>> well, i think that if you actually are going to be able to target eve an u.s. citizen that is meant to do us harm, which this administration has said i think rightly we have the right to do, then there should be in camera, right to congress, that has oversight for our military. they tear ones who declare war . they're the ones that raise moneys for our military and provide for rules and regulations of our millionth by the constitution, should be able to then see post facto and watch to make sure that we have not gone too far. that's happened before as you know. and so therefore that's when you can review the processes if it has to remain classified.
>> representative davis, and not implying here this is a major scandal at all, but the saying does go that the cover-up is always worse than the crime.
>> is there any sense that's what's going on here?

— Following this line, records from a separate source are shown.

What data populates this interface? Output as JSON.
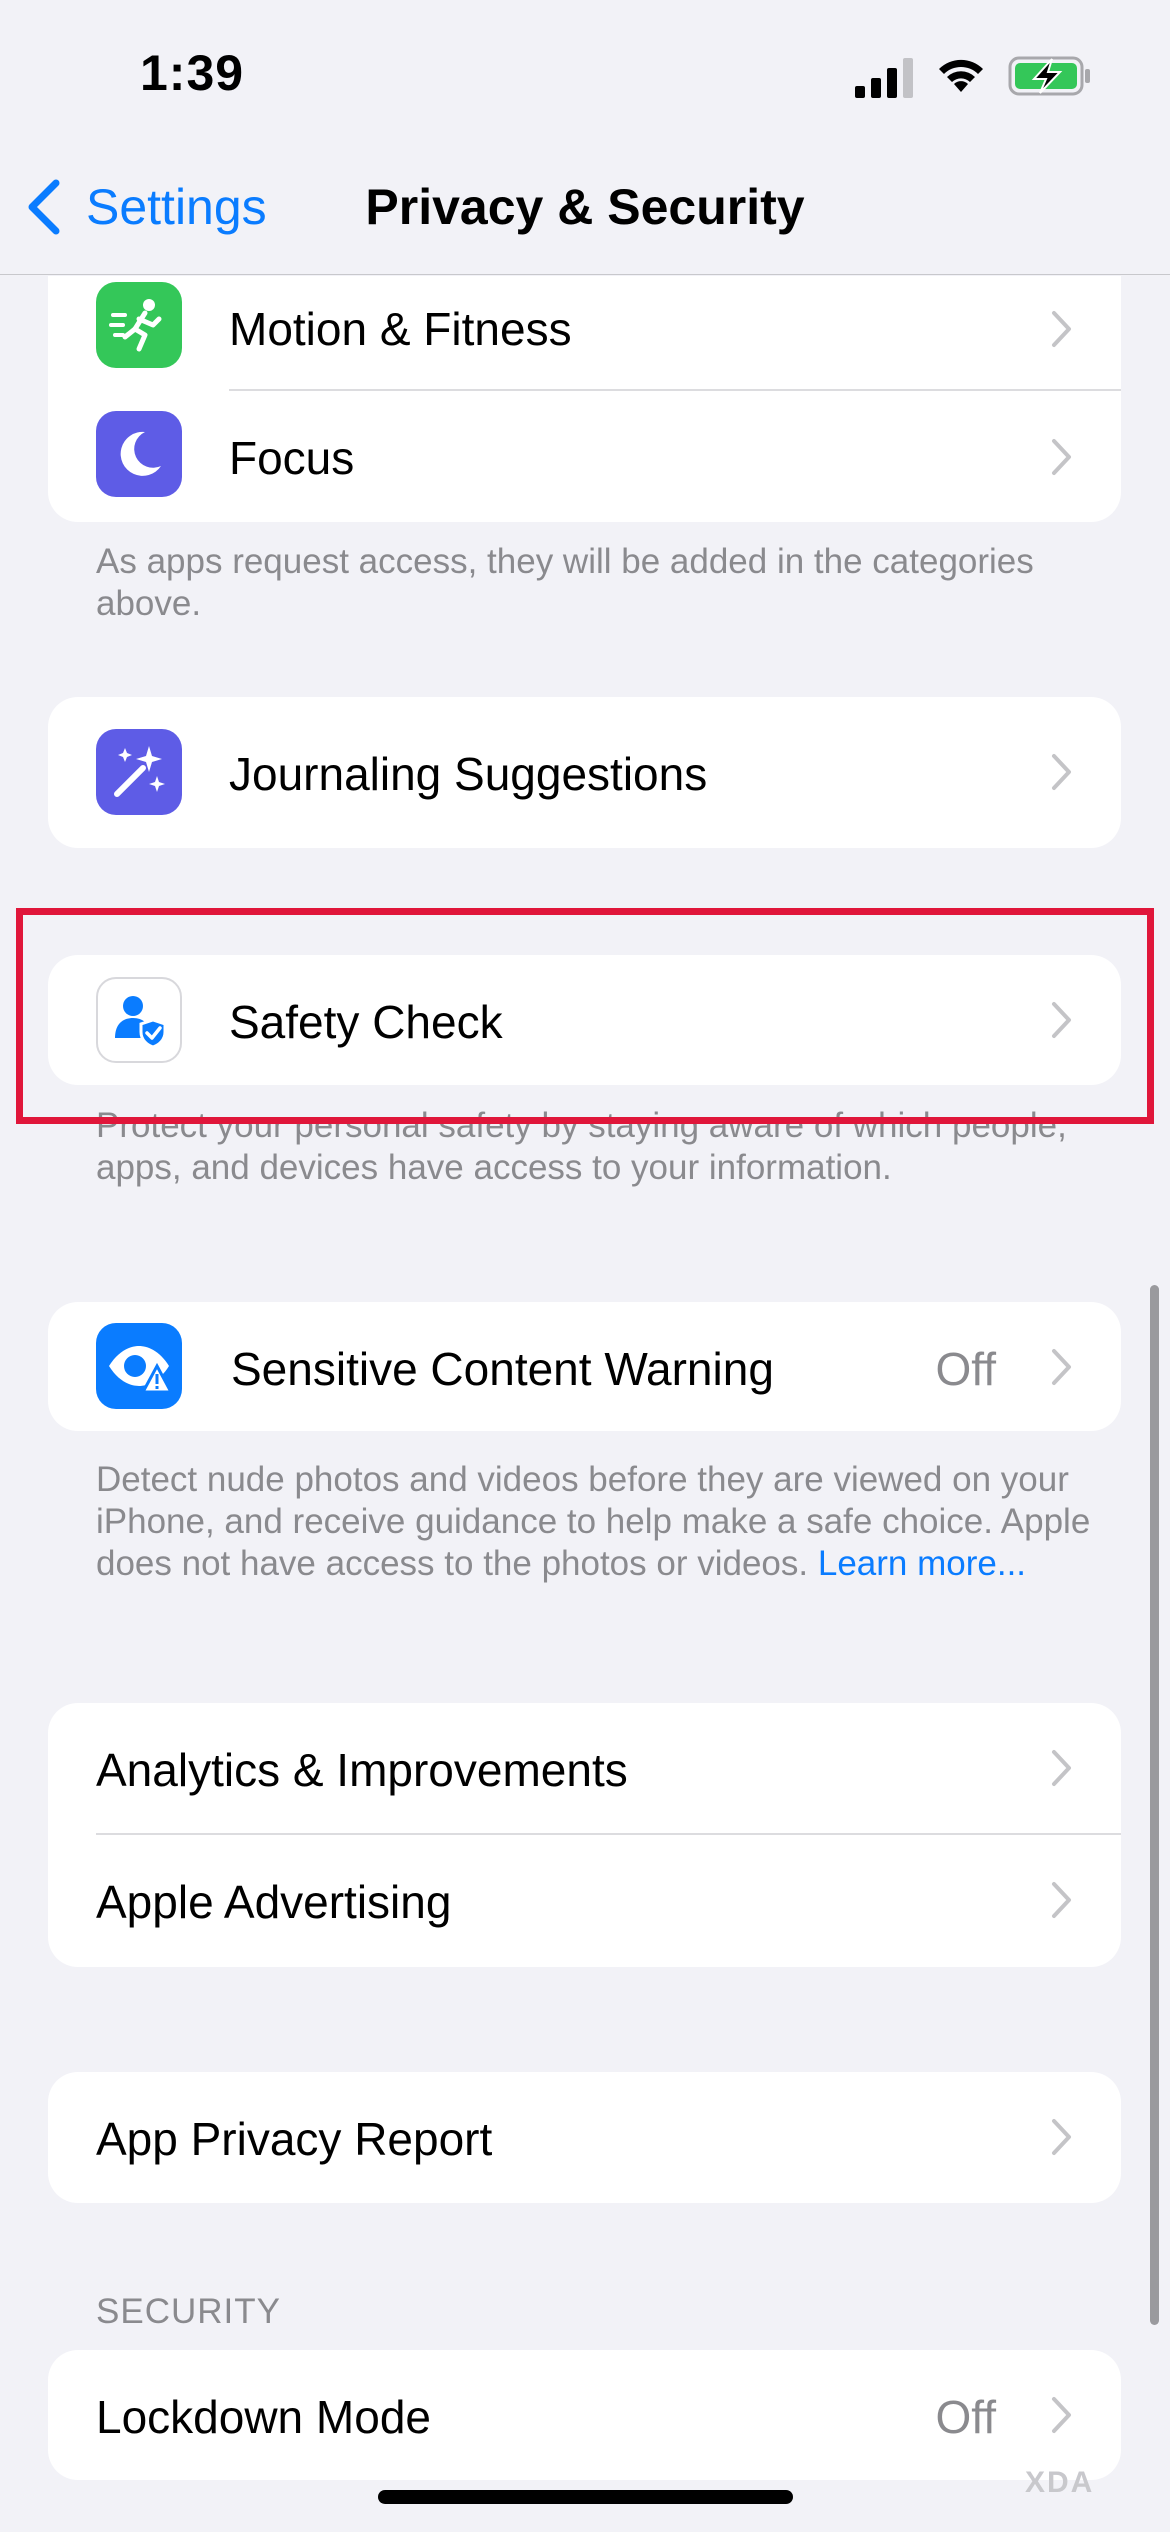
{
  "status_bar": {
    "time": "1:39"
  },
  "nav": {
    "back_label": "Settings",
    "title": "Privacy & Security"
  },
  "group_top": {
    "rows": [
      {
        "label": "Motion & Fitness",
        "icon": "running-figure-icon",
        "color": "#34c759"
      },
      {
        "label": "Focus",
        "icon": "moon-icon",
        "color": "#5e5ce6"
      }
    ],
    "footer": "As apps request access, they will be added in the categories above."
  },
  "journaling": {
    "label": "Journaling Suggestions",
    "icon": "sparkle-wand-icon",
    "color": "#5e5ce6"
  },
  "safety_check": {
    "label": "Safety Check",
    "icon": "person-shield-icon",
    "footer": "Protect your personal safety by staying aware of which people, apps, and devices have access to your information."
  },
  "sensitive": {
    "label": "Sensitive Content Warning",
    "value": "Off",
    "icon": "eye-warning-icon",
    "color": "#0a7cff",
    "footer": "Detect nude photos and videos before they are viewed on your iPhone, and receive guidance to help make a safe choice. Apple does not have access to the photos or videos.",
    "learn_more": "Learn more..."
  },
  "analytics_group": {
    "rows": [
      {
        "label": "Analytics & Improvements"
      },
      {
        "label": "Apple Advertising"
      }
    ]
  },
  "report": {
    "label": "App Privacy Report"
  },
  "security": {
    "header": "SECURITY",
    "rows": [
      {
        "label": "Lockdown Mode",
        "value": "Off"
      }
    ]
  },
  "watermark": "XDA",
  "highlight_color": "#e0163a"
}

>> well, i don't think anybody foresaw the wide application of drone usage that the administration's undertaken. and i think you're going to have to have some transparency in terms of when are they going to be used, what are the protocols, some transparency on that, and of course after the fact. but i agree with joe. you know, when it's being utilized at the time, there's national security in not letting those kind of things happen. but it would be helpful to have some wide protocols and procedures that are transtransparent that everybody understands. these are widely used today.
>> and if i could, just for a moment, alex, you know, we do this now in our ability to listen in, that it goes to the court and we make sure we oversee this, to make sure we don't have -- what can happen in government is it then bends the rules too much. this is what we need, is the post facto look at this.
>> see, there aren't any rules now, and that's the problem.
>> that's i guess what we're getting to, what the rules will be.